By now, your organisation will already be in full swing with database cleaning, updating data handling policies and have a data officer leading the charge. But have you missed anything? IT Support Desk teams have greater access to data handling systems than the average staff member and therefore need more guidance than some departments.
IT Support naturally wants to keep an audit trail for monitoring, performance reporting and training purposes, however, it is very easy for personal data to find its way into tickets that needn’t be kept for long at all. For example:
- A remote worker asks for a hardware device to be deployed to their home address
- A work phone fails -the user supplies their personal number so you can reach them
- An HR system has an issue, a user sends you a screenshot including employee data
In each of these cases, the data does not need to be held as part of the audit trail but can easily end up sat in your ticketing system unnoticed unless you have planned in advance on how to manage them.
Training, training and more training: It goes without saying that training your IT Support Team is imperative, but so is training the users themselves. The easiest way to mitigate risk is to avoid collecting unnecessary personal data in the first place and if both analyst and user are conscious of the fact, then compliance becomes less burdensome on your team. Your organisation should also have a plan in place on how to provide a data subject with their records should they ask for it.
Carefully manage system access rights: Conduct an assessment to decide who really needs access to which systems. This applies company-wide, not just to your team and your Data Officer and IT Security resource should be working with you to determine access rights. Fewer people having access to personal data will inevitably lower GDPR breach risks.
Ditch the dead data: Do not hold records longer than necessary. In most cases, a ticket should not be needed after 30-45 days in order to carry out your audits and reporting. Run your support desk metric reports regularly enough that you don’t have to hold on to tickets for any longer than necessary.
Automate GDPR audits: Take as much of the legwork out of your auditing process as possible by running scripts that will help you flag potential personal data items. However, be careful with non-textual items such as voice calls and images (screenshots). These will require a more manual approach, so do plan how to limit collecting this kind of data and lighten the auditing load.
Some environments will be more prone to picking up personal data than others.
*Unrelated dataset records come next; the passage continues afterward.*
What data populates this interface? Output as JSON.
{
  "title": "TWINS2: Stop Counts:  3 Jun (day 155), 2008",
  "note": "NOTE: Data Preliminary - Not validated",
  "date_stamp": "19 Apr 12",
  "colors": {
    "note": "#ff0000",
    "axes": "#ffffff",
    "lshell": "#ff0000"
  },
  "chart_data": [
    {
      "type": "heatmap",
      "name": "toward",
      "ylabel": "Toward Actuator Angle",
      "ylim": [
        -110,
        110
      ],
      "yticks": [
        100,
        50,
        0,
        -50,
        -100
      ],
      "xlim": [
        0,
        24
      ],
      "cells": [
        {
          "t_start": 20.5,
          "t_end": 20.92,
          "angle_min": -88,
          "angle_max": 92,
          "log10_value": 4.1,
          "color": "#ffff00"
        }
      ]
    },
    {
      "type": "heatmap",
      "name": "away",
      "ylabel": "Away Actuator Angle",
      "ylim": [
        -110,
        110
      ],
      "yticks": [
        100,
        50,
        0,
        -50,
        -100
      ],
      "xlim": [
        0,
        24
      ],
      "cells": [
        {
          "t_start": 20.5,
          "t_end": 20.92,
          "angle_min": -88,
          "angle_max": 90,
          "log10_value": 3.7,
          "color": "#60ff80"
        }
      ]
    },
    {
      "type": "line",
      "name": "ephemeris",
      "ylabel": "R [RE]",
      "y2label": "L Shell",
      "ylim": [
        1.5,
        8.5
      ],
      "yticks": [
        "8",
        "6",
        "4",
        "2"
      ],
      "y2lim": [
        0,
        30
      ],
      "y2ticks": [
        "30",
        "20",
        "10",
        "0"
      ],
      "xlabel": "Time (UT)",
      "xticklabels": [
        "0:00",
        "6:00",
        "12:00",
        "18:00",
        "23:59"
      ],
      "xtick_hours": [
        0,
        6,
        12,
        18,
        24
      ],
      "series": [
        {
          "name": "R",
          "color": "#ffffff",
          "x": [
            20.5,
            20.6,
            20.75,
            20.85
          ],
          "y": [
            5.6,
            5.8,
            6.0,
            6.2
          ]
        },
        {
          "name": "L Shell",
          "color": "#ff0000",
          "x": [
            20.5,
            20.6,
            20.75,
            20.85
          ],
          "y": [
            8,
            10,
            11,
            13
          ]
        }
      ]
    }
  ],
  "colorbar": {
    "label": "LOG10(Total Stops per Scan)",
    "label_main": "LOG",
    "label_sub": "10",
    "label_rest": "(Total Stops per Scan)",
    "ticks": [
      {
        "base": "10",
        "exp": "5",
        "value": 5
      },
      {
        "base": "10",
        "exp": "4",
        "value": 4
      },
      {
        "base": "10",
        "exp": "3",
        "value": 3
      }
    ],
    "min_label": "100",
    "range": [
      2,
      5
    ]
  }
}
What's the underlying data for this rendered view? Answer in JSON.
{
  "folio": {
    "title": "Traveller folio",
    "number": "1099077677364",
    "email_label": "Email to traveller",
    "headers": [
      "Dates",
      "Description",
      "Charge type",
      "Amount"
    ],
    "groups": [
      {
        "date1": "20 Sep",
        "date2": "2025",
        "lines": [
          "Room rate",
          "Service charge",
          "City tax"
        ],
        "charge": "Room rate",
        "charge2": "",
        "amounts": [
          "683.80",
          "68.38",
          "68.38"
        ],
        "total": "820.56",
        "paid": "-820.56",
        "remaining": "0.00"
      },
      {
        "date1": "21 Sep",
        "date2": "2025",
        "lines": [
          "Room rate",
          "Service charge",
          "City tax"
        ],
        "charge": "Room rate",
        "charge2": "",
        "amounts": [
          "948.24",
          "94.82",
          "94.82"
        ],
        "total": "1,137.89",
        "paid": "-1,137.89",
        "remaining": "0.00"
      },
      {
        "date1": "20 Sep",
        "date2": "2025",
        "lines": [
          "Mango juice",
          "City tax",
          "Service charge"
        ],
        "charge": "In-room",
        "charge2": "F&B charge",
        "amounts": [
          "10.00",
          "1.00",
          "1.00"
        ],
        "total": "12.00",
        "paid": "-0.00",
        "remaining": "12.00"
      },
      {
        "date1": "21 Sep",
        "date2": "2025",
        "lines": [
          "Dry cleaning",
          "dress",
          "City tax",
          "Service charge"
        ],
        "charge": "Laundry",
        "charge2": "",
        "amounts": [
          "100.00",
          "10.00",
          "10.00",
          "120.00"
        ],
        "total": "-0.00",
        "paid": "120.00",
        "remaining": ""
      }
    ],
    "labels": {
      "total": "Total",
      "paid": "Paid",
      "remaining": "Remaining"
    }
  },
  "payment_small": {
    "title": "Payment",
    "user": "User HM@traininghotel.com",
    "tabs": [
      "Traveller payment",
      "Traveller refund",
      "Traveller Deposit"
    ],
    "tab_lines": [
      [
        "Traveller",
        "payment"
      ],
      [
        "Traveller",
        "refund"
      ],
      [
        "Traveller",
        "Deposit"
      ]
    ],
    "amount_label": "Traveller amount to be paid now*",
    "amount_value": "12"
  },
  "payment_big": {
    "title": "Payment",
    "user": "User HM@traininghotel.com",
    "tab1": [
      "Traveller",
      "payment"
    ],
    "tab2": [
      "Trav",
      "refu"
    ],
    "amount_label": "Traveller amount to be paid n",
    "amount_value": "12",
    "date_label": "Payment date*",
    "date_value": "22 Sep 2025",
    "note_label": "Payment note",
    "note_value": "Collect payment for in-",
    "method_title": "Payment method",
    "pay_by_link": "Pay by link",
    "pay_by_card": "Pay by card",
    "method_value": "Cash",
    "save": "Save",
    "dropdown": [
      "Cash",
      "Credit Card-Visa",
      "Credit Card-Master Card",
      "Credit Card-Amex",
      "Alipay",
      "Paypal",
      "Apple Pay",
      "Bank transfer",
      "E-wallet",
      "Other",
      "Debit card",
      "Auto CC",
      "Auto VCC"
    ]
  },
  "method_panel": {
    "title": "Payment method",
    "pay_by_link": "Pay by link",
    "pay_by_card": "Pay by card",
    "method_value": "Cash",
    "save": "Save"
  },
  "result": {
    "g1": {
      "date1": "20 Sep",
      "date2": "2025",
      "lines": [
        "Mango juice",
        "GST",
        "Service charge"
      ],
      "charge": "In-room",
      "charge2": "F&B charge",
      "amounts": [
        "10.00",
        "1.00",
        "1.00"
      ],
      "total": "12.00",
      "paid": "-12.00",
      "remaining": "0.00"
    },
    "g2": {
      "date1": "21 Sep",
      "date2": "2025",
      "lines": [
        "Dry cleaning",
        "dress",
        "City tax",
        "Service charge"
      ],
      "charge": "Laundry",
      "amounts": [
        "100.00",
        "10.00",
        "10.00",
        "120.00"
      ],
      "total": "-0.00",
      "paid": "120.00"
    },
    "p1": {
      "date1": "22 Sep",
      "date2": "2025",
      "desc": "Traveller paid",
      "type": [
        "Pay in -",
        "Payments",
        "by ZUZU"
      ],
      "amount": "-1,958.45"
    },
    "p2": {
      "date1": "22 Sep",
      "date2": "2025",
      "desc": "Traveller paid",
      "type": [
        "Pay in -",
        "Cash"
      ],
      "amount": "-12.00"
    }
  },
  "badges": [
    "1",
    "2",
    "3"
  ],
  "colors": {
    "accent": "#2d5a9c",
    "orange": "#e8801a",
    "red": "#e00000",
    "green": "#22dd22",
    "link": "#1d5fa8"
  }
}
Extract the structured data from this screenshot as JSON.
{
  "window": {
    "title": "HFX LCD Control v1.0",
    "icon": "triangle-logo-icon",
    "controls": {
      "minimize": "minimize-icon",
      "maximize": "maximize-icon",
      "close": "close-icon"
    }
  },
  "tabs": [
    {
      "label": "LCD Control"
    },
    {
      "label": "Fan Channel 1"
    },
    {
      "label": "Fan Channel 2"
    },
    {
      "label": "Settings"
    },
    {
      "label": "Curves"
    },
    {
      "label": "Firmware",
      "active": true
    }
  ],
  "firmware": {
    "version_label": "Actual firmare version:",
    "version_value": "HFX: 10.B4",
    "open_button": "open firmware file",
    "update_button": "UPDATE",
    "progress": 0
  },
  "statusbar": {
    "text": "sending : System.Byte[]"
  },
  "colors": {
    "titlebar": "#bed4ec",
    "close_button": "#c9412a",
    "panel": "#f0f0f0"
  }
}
Therefore, it is crucial that all IT Support Desk analysts and their customers understand their duties, rights and the processes that are in place in order to engage with GDPR standards. I hope that these tips will help you put the finishing touches on your compliance practices.